DATA FOR THIS EXERCISE

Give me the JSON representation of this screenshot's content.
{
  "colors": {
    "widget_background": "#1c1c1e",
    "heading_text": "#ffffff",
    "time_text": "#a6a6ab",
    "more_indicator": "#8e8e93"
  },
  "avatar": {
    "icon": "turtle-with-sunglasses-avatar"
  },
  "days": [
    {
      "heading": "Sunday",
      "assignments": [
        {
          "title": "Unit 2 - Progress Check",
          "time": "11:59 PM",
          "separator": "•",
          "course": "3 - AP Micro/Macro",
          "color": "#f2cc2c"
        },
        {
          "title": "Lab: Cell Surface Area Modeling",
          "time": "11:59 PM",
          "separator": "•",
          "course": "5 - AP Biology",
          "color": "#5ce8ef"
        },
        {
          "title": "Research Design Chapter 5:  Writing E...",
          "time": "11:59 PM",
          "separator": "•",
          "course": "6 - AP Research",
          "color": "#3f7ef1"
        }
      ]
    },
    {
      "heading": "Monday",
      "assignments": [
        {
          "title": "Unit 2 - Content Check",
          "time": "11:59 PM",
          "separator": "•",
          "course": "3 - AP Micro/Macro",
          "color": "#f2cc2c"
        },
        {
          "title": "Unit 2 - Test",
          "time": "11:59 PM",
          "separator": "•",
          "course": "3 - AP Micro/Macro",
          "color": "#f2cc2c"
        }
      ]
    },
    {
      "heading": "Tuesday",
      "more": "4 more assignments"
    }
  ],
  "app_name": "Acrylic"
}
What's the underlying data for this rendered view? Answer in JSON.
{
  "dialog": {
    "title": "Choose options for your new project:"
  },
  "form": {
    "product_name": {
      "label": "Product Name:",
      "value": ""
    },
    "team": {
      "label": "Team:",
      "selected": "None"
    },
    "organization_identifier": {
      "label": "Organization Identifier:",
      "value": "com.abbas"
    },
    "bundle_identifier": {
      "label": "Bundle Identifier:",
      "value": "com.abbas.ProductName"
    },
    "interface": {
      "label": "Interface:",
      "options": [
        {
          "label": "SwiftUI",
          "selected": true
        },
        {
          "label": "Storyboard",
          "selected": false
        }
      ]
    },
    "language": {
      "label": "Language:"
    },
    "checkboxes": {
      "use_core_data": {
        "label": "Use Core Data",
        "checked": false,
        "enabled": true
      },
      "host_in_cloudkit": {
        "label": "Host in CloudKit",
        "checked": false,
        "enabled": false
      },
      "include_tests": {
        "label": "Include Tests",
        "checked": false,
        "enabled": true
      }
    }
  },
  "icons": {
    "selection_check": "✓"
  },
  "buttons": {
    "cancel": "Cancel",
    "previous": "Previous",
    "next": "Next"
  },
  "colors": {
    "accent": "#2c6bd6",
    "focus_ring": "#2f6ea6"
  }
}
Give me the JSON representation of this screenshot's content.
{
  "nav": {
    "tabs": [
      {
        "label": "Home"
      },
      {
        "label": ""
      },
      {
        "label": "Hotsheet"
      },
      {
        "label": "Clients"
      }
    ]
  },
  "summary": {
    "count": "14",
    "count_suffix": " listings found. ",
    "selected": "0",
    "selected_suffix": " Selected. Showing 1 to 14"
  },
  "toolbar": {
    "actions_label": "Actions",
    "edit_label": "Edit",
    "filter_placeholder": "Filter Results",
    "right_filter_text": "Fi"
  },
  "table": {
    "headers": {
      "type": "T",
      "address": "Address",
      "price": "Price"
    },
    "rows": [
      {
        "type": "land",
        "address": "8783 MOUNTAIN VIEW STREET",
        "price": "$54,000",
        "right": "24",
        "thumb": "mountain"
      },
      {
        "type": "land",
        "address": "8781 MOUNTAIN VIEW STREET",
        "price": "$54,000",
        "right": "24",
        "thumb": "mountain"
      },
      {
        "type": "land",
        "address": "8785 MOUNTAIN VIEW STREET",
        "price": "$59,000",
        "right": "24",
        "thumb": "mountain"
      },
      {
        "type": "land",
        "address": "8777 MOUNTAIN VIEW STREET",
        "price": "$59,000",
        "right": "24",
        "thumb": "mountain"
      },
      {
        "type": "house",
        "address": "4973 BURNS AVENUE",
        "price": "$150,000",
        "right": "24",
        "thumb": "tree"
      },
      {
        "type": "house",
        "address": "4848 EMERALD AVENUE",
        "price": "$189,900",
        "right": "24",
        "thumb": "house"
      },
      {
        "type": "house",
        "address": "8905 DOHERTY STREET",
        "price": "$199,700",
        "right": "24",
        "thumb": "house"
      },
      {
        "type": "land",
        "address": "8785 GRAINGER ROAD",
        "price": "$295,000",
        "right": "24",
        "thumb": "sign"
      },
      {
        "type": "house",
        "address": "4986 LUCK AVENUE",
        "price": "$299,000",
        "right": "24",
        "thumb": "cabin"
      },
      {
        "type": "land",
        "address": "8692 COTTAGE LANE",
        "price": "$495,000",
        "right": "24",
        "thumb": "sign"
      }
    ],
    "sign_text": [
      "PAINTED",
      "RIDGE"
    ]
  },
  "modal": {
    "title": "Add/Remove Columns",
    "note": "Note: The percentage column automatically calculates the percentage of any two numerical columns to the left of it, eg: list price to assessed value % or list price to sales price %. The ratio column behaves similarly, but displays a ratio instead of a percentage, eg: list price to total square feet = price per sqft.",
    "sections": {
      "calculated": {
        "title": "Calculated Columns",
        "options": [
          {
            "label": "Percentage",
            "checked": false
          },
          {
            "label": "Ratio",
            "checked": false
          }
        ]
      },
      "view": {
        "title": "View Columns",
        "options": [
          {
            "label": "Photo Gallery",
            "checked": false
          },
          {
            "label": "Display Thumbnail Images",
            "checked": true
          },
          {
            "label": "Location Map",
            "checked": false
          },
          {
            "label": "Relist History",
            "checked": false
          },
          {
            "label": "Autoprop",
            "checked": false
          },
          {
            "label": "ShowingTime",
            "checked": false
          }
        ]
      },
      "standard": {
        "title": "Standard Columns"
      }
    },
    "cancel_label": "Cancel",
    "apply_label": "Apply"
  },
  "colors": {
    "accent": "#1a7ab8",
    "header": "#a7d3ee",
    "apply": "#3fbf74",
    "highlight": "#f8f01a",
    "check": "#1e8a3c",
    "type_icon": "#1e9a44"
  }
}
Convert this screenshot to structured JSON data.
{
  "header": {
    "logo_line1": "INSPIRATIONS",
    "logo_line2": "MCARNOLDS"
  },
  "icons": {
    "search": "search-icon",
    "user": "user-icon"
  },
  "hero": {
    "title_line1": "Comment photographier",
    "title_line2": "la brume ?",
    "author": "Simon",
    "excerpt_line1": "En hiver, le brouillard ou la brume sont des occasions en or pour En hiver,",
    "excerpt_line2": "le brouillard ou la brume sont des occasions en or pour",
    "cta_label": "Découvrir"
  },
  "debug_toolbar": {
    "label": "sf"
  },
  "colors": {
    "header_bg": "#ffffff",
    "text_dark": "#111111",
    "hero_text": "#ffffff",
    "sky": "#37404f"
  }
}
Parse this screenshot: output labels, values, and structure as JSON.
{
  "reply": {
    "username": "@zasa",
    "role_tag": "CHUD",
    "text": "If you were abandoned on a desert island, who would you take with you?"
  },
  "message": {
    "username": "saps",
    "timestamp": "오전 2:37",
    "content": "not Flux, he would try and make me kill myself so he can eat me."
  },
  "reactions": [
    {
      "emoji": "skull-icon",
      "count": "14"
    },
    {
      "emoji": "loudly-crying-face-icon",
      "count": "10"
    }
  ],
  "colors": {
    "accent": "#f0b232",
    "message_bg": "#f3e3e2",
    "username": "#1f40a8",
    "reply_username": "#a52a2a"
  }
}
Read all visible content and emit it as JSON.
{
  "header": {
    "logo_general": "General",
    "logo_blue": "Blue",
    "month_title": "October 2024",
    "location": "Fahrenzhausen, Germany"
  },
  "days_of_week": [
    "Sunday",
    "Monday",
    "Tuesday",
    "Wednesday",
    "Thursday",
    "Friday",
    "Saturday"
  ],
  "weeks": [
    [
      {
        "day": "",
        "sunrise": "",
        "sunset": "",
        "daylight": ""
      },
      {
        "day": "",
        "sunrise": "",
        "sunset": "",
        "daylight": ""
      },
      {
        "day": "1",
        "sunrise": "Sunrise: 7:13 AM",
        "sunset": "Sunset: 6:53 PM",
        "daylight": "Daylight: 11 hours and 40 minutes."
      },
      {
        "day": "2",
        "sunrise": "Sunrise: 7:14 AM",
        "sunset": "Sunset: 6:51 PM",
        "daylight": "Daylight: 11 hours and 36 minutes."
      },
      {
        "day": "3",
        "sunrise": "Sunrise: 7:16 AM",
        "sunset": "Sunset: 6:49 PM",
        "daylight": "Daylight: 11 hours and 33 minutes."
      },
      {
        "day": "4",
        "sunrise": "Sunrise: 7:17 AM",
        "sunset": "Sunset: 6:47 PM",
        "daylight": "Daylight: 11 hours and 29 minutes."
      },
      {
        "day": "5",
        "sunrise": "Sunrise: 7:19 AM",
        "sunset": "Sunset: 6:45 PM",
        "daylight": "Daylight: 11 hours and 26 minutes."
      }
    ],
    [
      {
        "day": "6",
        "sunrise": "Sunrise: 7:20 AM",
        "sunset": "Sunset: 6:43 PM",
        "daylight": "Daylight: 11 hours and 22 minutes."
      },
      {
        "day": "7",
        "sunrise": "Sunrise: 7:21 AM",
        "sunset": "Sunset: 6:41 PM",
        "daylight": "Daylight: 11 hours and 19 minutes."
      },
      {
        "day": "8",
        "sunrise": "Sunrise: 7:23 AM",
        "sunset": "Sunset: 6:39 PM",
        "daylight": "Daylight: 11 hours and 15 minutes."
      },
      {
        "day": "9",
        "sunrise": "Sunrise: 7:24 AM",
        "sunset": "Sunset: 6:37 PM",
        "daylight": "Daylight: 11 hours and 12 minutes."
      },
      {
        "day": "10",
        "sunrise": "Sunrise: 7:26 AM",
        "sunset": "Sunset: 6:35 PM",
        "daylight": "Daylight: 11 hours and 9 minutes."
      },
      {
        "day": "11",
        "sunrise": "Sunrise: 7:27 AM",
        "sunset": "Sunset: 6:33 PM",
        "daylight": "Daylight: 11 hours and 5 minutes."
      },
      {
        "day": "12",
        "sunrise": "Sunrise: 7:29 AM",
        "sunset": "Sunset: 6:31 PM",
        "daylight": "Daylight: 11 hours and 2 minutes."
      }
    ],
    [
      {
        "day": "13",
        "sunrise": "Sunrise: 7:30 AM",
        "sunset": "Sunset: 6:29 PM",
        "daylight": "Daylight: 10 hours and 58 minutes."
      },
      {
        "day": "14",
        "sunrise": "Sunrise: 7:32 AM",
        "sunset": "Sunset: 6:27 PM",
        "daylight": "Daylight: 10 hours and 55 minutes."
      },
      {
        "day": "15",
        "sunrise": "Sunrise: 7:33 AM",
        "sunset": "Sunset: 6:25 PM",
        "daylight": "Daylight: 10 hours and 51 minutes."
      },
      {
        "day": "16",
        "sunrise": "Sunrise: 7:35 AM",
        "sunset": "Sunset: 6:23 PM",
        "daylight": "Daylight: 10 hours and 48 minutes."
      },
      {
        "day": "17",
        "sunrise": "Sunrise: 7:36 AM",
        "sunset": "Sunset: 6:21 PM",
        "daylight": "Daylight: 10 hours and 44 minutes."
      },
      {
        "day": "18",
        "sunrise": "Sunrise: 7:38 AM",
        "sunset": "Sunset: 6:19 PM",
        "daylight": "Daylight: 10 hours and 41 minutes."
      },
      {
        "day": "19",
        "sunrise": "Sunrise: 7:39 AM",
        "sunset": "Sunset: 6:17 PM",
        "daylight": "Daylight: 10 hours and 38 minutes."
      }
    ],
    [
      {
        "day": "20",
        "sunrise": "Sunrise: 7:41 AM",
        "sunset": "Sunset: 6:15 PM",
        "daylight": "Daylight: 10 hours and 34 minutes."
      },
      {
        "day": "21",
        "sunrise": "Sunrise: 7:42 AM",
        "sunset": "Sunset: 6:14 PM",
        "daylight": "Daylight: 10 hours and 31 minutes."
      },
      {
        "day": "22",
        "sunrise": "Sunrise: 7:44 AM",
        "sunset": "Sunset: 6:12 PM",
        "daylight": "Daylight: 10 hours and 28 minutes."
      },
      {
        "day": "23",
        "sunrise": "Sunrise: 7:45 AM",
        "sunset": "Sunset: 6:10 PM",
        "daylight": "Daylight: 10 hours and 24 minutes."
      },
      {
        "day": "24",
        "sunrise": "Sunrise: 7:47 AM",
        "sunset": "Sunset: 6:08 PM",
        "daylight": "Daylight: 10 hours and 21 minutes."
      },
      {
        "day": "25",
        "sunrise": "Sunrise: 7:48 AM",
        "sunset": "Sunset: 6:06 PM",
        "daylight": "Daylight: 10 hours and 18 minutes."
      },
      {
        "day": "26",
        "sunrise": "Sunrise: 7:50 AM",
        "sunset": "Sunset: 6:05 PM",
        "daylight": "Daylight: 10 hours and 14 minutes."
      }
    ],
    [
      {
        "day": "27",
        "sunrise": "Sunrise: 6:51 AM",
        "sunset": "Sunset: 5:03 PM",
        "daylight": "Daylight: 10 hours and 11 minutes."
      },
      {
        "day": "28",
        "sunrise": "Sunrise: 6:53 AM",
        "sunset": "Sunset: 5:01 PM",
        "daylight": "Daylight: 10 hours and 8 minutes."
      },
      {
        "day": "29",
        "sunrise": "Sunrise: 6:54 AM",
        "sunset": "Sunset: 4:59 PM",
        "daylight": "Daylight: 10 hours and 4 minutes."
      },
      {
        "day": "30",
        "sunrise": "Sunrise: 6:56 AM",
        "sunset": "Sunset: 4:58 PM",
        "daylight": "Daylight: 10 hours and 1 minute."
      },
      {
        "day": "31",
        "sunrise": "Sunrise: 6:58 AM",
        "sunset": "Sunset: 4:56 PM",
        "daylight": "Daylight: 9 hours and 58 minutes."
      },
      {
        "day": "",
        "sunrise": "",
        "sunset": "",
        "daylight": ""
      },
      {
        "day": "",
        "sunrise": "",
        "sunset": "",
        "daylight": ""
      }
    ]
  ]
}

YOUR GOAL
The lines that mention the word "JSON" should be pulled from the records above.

ANSWER BOX
Give me the JSON representation of this screenshot's content.
What's the underlying data for this rendered view? Answer in JSON.
Give me the JSON representation of this screenshot's content.
Convert this screenshot to structured JSON data.
Parse this screenshot: output labels, values, and structure as JSON.
Read all visible content and emit it as JSON.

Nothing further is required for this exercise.